United/Xcel-Rx, LLC. Therefore, it is not a party to the
contract or a third-party beneficiary.
asserts ABN Healthcare's assets were sold to
United/Xcel-Rx and consequently, ABN Healthcare underwent a
change of ownership. XcelRx claims it notified its Provider
Services Administration Organization of the change in
ownership, who then notified Express Scripts. After being
notified of the change of ownership, XcelRx states Express
Scripts continued to act as though it had a contractual
relationship and continued to accept claims processed by the
pharmacy. Thus, XcelRx argues it is the proper plaintiff with
adequate legal standing.
does not include any of these allegations in its complaint.
XCelRx cannot amend its complaint in its brief in opposition
to a motion to dismiss. Morgan Distributing Co., Inc. v.
Unidynamic Corp., 868 F.2d 992, 995 (8th Cir. 1989);
see also OS33 v. CenturyLink Commc'ns,
LLC, No. 4:17CV2603 CAS, 2018 WL 2267910 at *6 (E.D.
Mo. May 17, 2018). The complaint also does not include any
allegations of a valid assignment of the contract.

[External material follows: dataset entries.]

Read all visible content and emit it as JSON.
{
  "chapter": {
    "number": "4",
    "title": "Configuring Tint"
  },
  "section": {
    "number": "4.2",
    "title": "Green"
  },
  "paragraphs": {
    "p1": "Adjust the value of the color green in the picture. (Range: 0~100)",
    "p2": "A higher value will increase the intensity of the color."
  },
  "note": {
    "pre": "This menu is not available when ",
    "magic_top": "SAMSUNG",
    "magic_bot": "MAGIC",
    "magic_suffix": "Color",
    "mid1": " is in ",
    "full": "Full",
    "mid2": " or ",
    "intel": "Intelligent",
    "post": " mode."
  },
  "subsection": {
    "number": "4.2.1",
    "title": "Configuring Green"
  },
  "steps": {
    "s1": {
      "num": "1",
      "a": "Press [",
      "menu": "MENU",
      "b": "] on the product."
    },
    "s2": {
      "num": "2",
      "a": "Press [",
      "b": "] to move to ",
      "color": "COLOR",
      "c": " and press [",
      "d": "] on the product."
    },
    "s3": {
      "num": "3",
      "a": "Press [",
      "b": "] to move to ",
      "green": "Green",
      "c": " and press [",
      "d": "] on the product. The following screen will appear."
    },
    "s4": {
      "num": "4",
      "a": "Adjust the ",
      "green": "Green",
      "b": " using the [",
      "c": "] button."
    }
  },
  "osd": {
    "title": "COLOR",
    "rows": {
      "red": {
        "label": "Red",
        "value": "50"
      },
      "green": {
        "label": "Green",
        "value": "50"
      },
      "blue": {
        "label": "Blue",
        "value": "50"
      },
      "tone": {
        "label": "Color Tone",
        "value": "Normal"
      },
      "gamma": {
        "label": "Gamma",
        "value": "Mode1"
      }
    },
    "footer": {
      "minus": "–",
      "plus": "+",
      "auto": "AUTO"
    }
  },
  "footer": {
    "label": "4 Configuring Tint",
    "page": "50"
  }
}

The
Provider Manual, attached to the contract, states:
Any successor owner or operator (“Buyer”) must be
accepted to participate by [Express Scripts], execute a new
Provider Agreement (at the discretion of [Express Scripts];
alternatively [Express Scripts] may allow assignment of the
Provider Agreement to Buyer) and meet all of ...